_DATASET:_
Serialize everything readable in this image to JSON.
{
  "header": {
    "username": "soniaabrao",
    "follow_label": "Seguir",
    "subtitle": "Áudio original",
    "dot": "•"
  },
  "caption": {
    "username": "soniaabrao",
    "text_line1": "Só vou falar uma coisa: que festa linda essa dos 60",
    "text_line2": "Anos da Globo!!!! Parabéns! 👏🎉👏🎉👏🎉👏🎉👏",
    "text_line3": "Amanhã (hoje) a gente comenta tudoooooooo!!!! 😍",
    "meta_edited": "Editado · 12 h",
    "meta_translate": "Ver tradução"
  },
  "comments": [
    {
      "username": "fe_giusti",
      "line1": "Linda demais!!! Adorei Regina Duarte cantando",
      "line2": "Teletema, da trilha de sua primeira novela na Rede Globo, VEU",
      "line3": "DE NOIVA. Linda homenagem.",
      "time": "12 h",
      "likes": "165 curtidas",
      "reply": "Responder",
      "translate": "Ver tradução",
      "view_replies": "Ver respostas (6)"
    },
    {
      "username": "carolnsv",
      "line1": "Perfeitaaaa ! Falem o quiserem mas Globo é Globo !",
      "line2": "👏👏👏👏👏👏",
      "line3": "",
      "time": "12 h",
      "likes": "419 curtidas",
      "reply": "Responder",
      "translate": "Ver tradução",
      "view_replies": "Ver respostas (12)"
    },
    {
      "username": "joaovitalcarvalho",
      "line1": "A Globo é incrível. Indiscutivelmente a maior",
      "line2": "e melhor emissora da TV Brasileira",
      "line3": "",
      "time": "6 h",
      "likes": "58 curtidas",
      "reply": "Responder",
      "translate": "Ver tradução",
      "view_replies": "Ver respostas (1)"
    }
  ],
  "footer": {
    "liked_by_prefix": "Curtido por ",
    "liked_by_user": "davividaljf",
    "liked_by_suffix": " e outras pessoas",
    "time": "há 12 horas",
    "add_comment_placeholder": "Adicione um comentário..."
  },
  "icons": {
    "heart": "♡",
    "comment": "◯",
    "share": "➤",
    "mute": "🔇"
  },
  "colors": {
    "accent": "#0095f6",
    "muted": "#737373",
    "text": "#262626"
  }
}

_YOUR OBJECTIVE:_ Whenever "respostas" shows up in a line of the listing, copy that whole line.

_YOUR SOLUTION:_
      "view_replies": "Ver respostas (6)"
      "view_replies": "Ver respostas (12)"
      "view_replies": "Ver respostas (1)"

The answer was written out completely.